In a press statement on Aug 25, the authority also said that it will establish a National Payments Council.
Currently, Singapore's payment regulations cut across two pieces of legislation - the Payment Systems (Oversight) Act (PS(O)A) and the Money-changing and Remittance Businesses Act (MCRBA), which govern stored value and remittances respectively.
However, technological advances and the advent of FinTech have caused the line between payments and remittance to blur. Furthermore, as new payment providers are emerging, some do not fit neatly into these categories.
In response to these issues, MAS is proposing to bring these regulations under a single framework that will provide for the licensing, regulation and supervision of all payments services, including stored value facility holders, remittance companies, and virtual currency intermediaries. Under this framework, regulation will be applied on an activity basis, and entities will only be required to apply for a single licence to undertake several payment activities.
"The proposed framework aims to strengthen standards of consumer protection, anti-money laundering, and cyber security related to payment activities, while facilitating innovation and system interoperability," a MAS spokesperson said in the statement.
The new National Payments Council will be made up of users and providers of payment solutions, and coordinate key initiatives such as promoting interoperability and adopting common standards.
MAS added that it is seeking industry feedback on the proposed scope of the payments council, its composition, ownership and powers.
Public consultation will last from Aug 25 to Oct 31. It is the first in a series of consultations on the proposed regulatory framework and governance model for Singapore's payments landscape.
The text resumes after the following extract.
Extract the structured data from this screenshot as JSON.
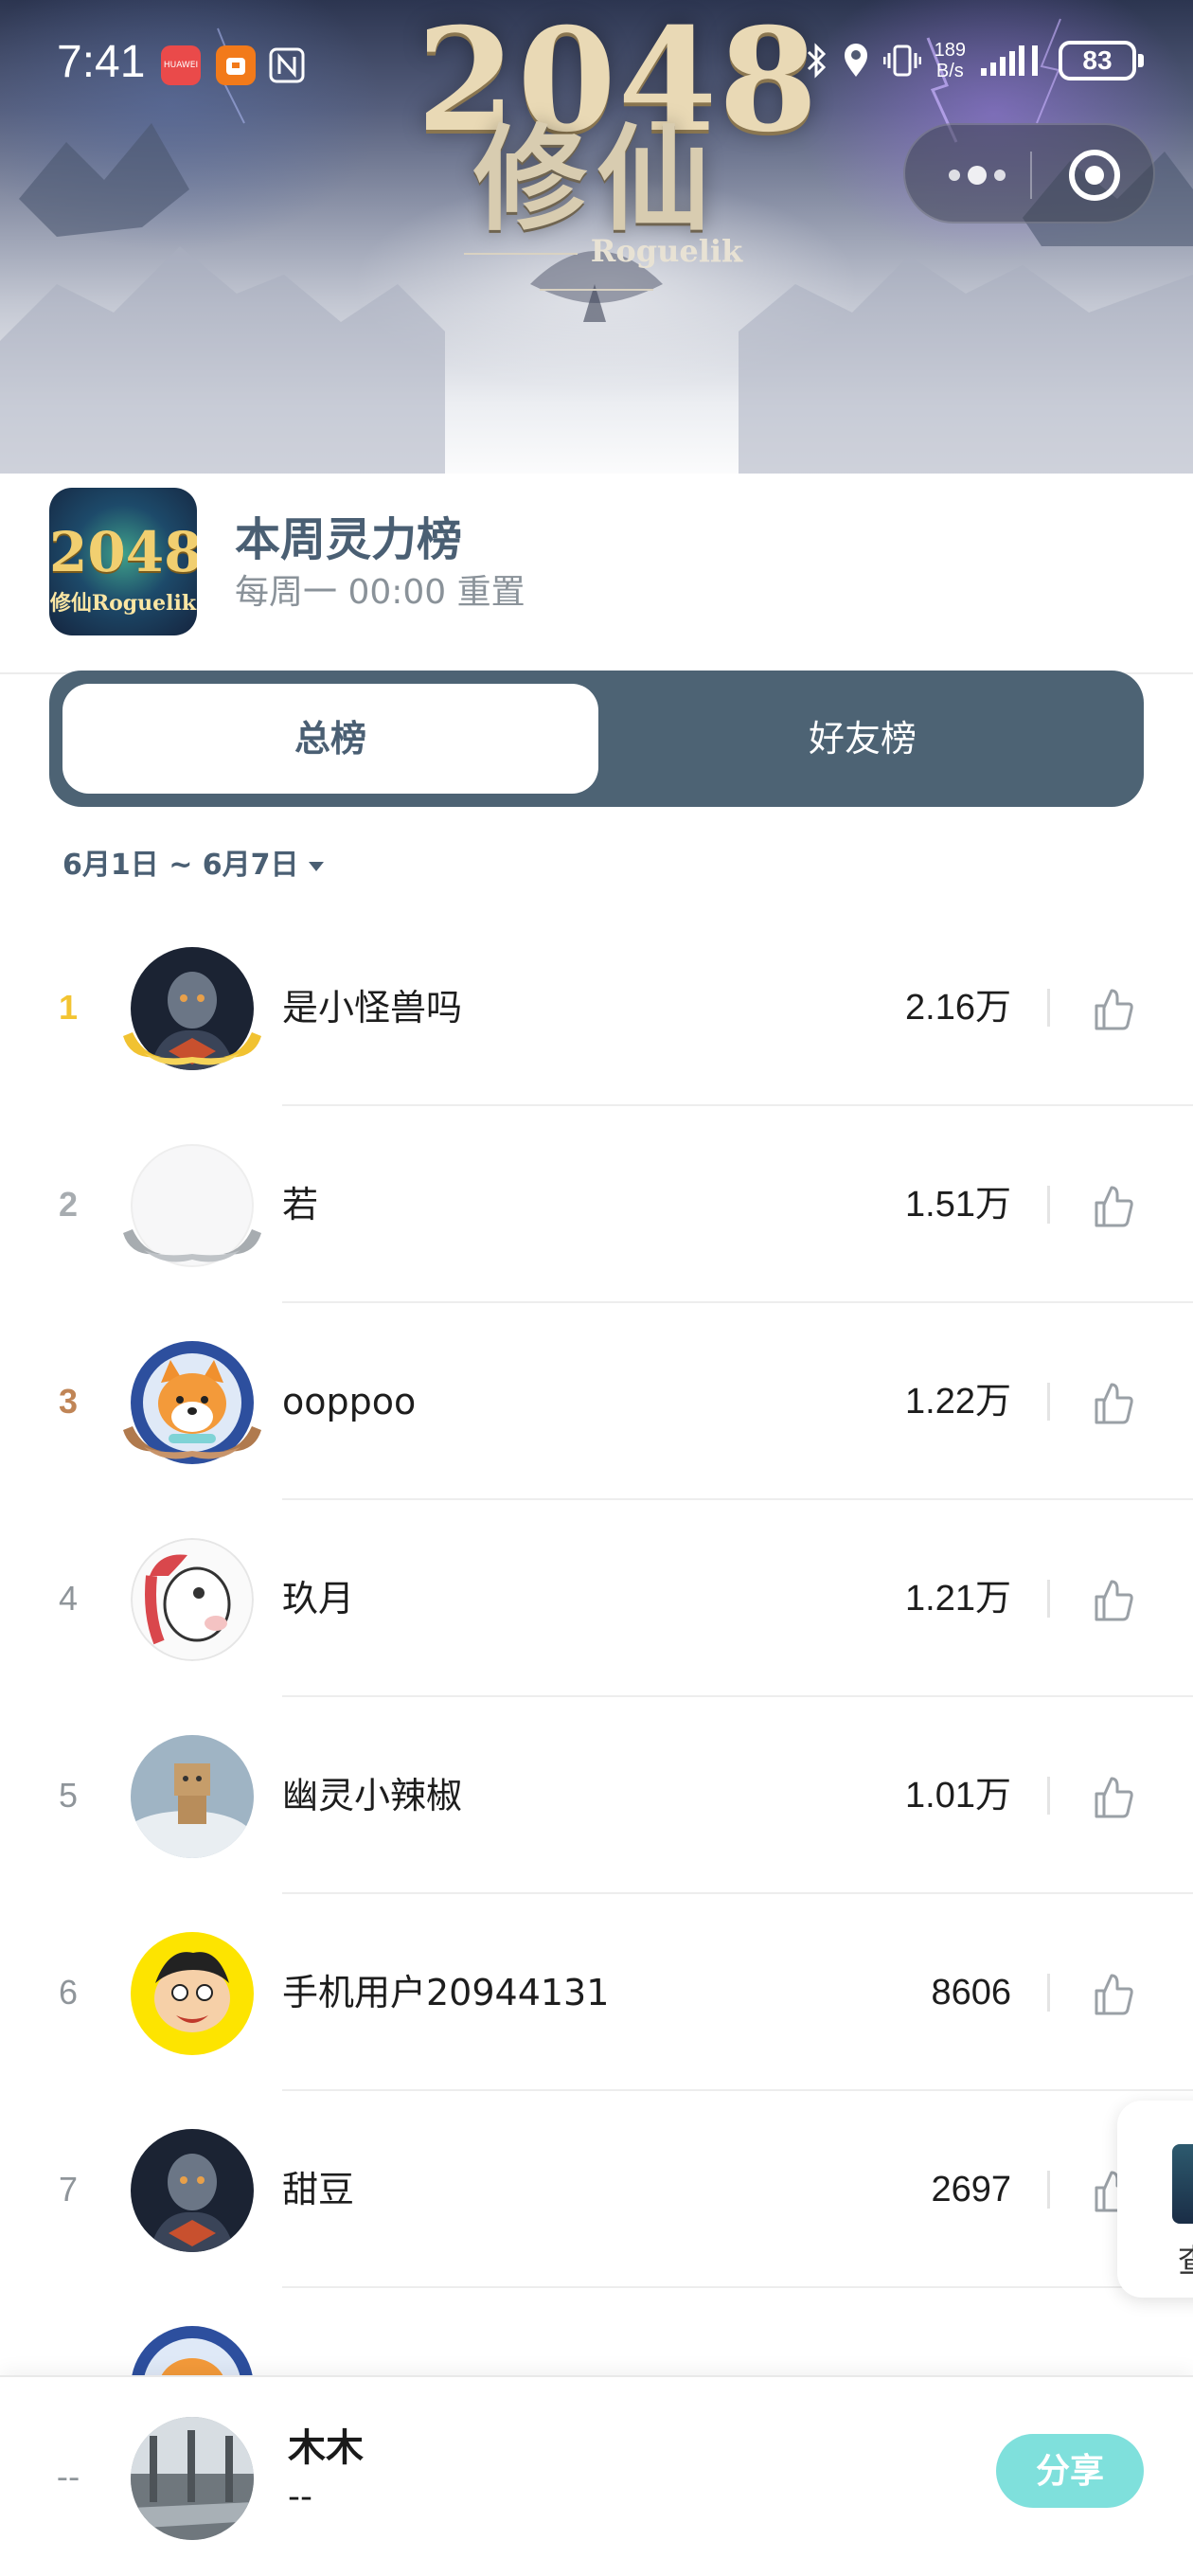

Interested parties can view the consultation paper on the MAS website.